◆ DATA ◆
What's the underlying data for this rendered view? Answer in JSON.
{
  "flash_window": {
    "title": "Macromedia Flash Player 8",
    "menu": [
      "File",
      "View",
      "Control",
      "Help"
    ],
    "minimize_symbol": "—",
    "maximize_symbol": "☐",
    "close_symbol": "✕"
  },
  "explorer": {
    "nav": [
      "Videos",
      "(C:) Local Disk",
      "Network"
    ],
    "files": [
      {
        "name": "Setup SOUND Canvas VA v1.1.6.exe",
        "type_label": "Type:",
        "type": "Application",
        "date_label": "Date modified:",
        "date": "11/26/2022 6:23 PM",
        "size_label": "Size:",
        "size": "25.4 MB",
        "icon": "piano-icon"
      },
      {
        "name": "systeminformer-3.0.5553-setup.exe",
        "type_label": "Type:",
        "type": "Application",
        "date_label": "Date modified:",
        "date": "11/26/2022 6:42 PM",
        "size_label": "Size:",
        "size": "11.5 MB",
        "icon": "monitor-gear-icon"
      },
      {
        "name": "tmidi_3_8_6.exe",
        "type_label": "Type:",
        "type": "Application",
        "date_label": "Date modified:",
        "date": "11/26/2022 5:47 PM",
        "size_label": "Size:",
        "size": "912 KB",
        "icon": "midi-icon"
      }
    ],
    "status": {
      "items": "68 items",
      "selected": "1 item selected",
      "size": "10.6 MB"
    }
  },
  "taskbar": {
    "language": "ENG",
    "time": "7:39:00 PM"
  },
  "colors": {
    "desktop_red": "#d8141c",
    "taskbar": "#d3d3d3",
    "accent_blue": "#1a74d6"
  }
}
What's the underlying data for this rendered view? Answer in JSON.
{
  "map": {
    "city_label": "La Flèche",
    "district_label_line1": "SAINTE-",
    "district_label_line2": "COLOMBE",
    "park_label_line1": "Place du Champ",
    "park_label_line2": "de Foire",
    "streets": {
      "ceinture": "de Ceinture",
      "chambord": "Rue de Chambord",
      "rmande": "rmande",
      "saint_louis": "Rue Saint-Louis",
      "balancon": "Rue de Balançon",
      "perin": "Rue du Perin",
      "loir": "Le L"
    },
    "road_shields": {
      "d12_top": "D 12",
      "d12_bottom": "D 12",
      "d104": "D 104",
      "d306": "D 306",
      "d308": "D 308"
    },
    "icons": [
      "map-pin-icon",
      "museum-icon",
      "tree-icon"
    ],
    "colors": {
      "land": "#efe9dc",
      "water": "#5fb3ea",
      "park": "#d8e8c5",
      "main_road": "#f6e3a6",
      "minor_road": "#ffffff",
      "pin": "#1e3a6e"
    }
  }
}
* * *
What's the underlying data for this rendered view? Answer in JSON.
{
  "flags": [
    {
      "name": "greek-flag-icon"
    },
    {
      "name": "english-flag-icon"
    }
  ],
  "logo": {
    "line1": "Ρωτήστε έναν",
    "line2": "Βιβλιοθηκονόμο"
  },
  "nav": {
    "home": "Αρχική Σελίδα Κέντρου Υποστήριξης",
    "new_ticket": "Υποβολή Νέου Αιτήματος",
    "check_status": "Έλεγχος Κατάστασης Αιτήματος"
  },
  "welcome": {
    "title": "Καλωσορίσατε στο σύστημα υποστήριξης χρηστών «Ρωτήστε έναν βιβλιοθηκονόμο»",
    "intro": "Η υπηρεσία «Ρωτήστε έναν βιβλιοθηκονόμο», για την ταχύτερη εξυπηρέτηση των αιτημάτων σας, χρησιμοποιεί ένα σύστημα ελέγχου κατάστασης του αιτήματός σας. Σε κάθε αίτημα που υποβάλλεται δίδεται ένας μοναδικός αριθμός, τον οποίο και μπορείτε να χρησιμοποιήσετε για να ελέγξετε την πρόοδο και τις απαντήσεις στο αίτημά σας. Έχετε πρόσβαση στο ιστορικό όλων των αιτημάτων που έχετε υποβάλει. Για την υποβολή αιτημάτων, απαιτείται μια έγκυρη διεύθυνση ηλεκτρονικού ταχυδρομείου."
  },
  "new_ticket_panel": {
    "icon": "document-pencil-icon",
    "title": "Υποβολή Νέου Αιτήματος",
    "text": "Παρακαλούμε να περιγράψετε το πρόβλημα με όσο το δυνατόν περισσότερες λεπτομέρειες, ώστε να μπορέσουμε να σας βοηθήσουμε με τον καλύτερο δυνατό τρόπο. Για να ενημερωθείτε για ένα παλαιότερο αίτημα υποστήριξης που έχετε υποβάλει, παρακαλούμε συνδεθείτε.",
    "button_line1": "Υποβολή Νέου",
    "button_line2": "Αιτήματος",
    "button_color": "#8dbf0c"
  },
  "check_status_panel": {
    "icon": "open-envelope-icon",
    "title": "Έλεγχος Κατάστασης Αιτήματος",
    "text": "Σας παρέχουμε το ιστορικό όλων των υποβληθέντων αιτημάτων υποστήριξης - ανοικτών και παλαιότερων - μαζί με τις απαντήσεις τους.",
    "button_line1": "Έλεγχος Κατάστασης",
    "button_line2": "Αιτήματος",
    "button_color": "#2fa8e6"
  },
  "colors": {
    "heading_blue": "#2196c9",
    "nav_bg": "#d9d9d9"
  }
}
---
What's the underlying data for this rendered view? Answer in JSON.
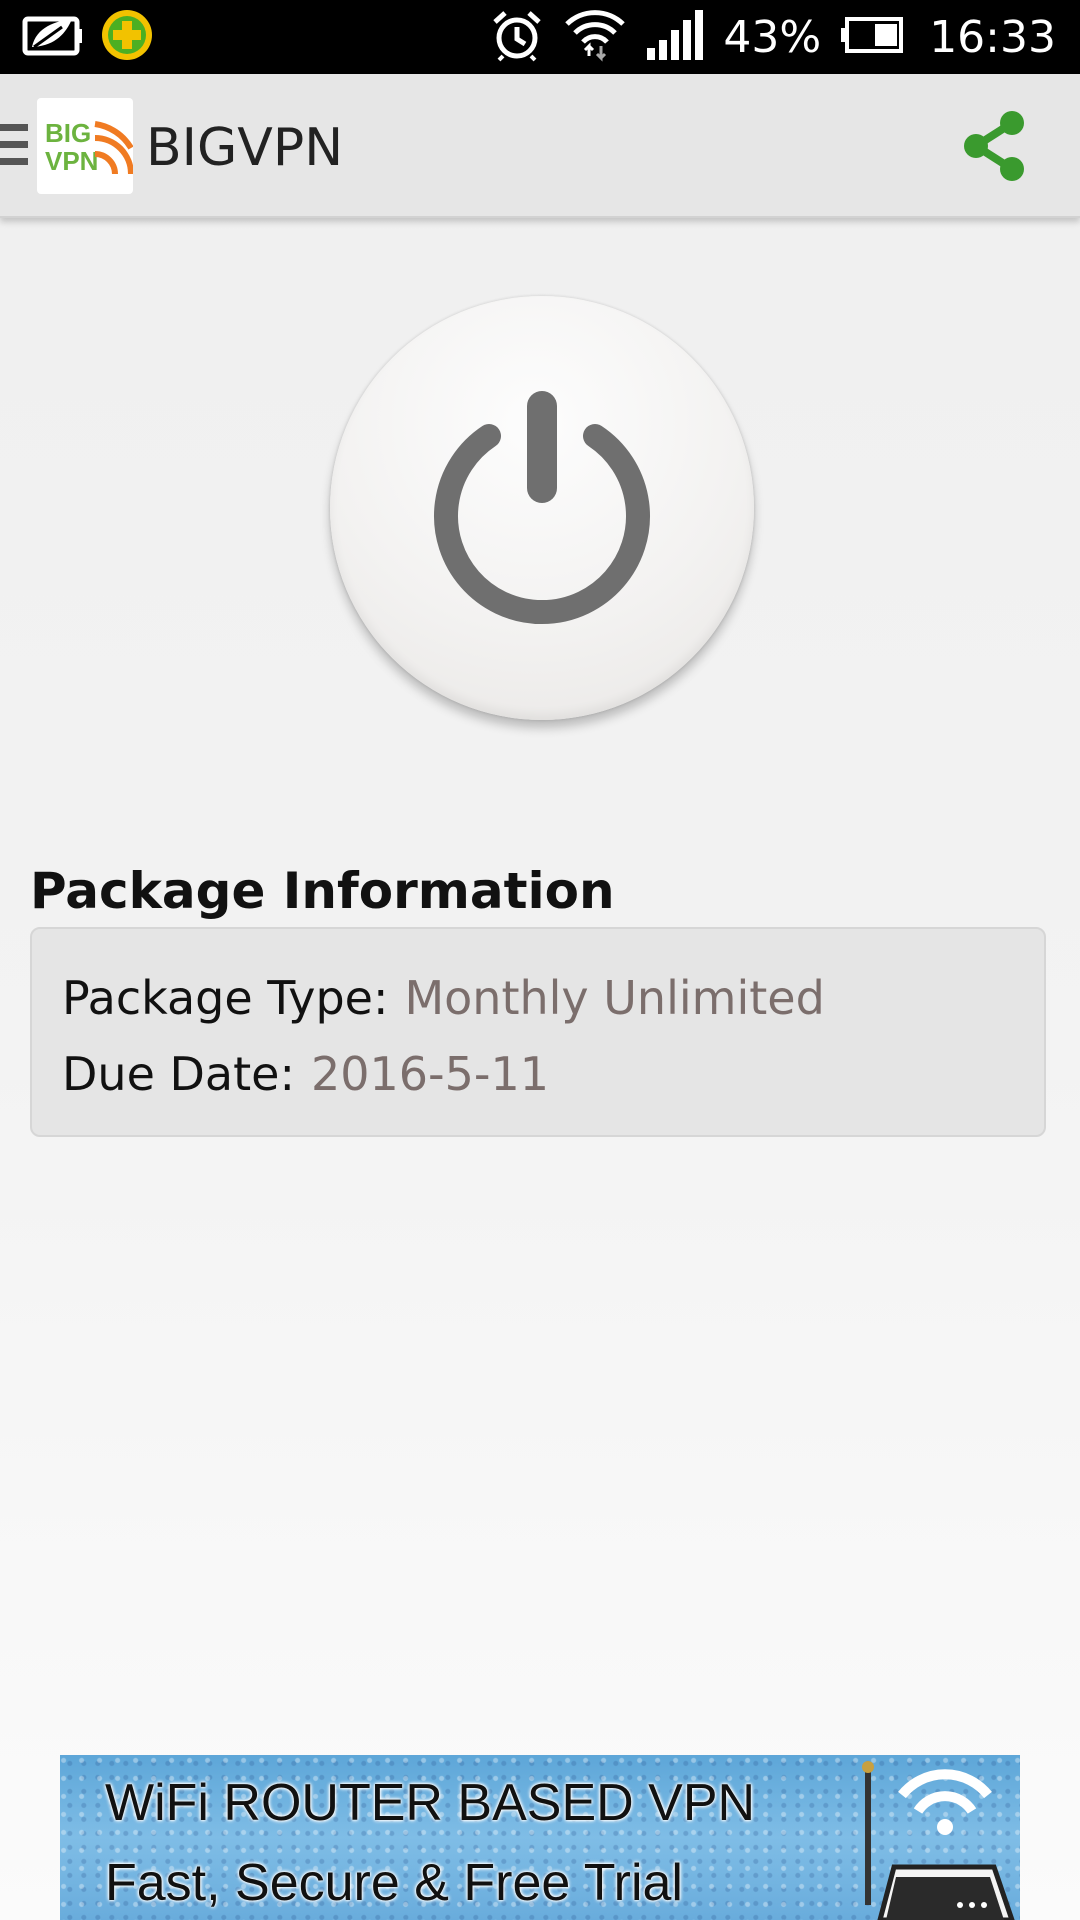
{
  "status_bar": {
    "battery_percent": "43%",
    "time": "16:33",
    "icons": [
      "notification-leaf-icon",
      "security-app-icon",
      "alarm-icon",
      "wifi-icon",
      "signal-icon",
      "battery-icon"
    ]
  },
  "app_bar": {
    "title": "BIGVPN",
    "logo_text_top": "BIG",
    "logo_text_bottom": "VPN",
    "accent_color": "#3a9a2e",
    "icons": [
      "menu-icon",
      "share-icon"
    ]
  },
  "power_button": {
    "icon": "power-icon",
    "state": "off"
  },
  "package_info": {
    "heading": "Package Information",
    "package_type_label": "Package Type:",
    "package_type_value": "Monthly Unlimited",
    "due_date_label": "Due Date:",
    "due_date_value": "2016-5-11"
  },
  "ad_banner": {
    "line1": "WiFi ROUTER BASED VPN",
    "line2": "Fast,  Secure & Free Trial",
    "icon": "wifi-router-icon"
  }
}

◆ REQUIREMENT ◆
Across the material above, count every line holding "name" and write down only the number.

◆ RESPONSE FOR THIS EXERCISE ◆
5